And that’s because melee combat is so much fun in this game. Winning or losing, there is frantic energy to the fights as you watch enemies and allies battle it out in the background to your battles, only to join you in the mud once they’re finished. Sometimes, a player loses a limb and keeps going. It’s an intense moment to remove a player’s arm and still have to block their riposte. Archers counteract that fun, taking you out of the glorious mess and having no reasonably immediate counter.
There are a couple of others that can turn a session of Chivalry 2 from an exciting brawl to a frustrating stalemate, but none are as painful as an opposing archer with his crosshair on you.
Respawning in the game is for the most part fine. You have to wait a slightly random about of time once you die before you can start again and charge once more into the breach. But, that slightly random nature to it plus the chaotic combat means that sometimes you can be stuck in a loop where you’re dead more than your alive, or at least it feels that way. This is mostly just bad luck, but after getting shot by an archer a couple of times before you even get to join the fight, it’s harder to just shrug off.
Like annoying are sometimes the objectives. While some maps just want you to duke it out with the other team until someone runs out of respawn tickets, others are objective-based where an attacking team attempts to push through several stages of the level while the defending team tries to stop them. For the most part, these objectives are perfectly easy to understand for anyone who has played multiplayer games before. Stand near this siege tower to push it towards the wall. Murder this specific character. Hold this area. Break these barricades. But some are a little more confusing, like the ones where you have to grab a burning torch and set blaze something or other. It’s a very minor issue, but sometimes you just have no idea what you’re meant to be doing.

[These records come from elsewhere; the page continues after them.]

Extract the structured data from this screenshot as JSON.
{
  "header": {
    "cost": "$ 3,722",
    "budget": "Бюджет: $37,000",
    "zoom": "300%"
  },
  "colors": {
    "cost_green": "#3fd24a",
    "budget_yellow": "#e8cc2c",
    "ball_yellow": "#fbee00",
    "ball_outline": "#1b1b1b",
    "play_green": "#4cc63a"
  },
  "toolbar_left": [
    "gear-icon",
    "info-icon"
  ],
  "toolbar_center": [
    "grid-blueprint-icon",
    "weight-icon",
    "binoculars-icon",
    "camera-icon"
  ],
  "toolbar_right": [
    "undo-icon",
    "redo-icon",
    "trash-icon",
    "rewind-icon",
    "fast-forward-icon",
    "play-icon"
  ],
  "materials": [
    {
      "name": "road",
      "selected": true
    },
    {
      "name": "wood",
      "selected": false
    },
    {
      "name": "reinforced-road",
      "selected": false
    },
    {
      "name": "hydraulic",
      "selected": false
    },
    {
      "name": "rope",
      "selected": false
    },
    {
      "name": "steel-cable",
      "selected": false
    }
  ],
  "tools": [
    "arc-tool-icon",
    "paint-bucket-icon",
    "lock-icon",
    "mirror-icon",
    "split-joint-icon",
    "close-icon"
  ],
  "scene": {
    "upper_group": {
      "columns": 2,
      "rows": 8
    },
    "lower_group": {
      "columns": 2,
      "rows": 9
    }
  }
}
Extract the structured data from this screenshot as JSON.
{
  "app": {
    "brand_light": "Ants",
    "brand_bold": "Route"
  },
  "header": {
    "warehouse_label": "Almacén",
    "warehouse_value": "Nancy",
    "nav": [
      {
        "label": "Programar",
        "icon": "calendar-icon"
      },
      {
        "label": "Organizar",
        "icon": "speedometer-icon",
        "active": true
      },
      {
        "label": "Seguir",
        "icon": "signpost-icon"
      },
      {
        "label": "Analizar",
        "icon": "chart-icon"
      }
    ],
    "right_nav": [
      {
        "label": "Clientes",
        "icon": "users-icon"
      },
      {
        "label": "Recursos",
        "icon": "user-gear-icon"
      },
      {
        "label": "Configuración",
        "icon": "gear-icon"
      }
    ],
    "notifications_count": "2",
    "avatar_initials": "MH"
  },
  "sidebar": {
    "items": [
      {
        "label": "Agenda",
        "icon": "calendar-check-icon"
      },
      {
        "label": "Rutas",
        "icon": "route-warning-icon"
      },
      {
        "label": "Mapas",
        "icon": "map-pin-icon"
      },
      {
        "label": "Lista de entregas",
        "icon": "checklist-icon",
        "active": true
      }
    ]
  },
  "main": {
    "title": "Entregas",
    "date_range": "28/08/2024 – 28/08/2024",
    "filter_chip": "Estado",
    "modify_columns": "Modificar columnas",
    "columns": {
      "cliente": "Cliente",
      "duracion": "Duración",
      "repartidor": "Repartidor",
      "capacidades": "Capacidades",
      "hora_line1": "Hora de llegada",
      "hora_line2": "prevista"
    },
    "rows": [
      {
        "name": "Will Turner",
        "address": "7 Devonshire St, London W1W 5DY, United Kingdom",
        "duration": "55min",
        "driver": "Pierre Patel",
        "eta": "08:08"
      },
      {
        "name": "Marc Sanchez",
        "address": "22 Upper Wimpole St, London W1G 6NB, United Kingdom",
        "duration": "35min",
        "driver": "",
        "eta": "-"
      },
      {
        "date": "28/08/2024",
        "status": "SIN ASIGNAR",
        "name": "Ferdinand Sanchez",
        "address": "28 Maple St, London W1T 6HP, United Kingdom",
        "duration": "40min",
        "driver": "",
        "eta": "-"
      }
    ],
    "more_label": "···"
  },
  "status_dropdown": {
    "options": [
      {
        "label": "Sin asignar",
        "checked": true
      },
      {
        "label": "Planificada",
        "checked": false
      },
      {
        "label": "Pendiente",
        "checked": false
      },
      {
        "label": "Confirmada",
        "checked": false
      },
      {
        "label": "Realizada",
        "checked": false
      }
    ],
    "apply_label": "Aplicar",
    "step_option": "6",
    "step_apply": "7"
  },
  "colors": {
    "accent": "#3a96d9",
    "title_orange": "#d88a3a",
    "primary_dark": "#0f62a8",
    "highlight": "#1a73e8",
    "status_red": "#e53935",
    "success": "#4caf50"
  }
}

Luckily, the combat in Chivalry 2 makes up for such confusion easily, and you can simply focus on killing the other team if you don’t know what you’re supposed to be doing. It’s fun, frantic, and only occasionally annoying, with enough depth to entice the experienced players and so much chaos for the more casual players to harass. Chivalry 2 builds upon a decade of innovation to create a new exciting entry in the online brawler that is sure to be as fondly played as the original beast.
Reviewed on PlayStation 5 (code provided by the publisher).
Products mentioned in this post
The links above are affiliate links. As an Amazon Associate, Wccftech.com may earn from qualifying purchases.
Chivalry 2 is a fantastic medieval multiplayer brawler created with care by the studio that first heralded the genre. Although there are a few missteps and issues here and there, you’ll have an absolute blast playing whether you’re a battle-hardened knight or a noob nave.
- Huge scale combat
- Loads of depth but can have just as much fun running in without any skill
- Loads of variety in maps
- Face hurtlingly funny animations and voice lines
- Why does there have to be archers?
- Respawn can be a bit slow
- Some objectives a little difficult to understand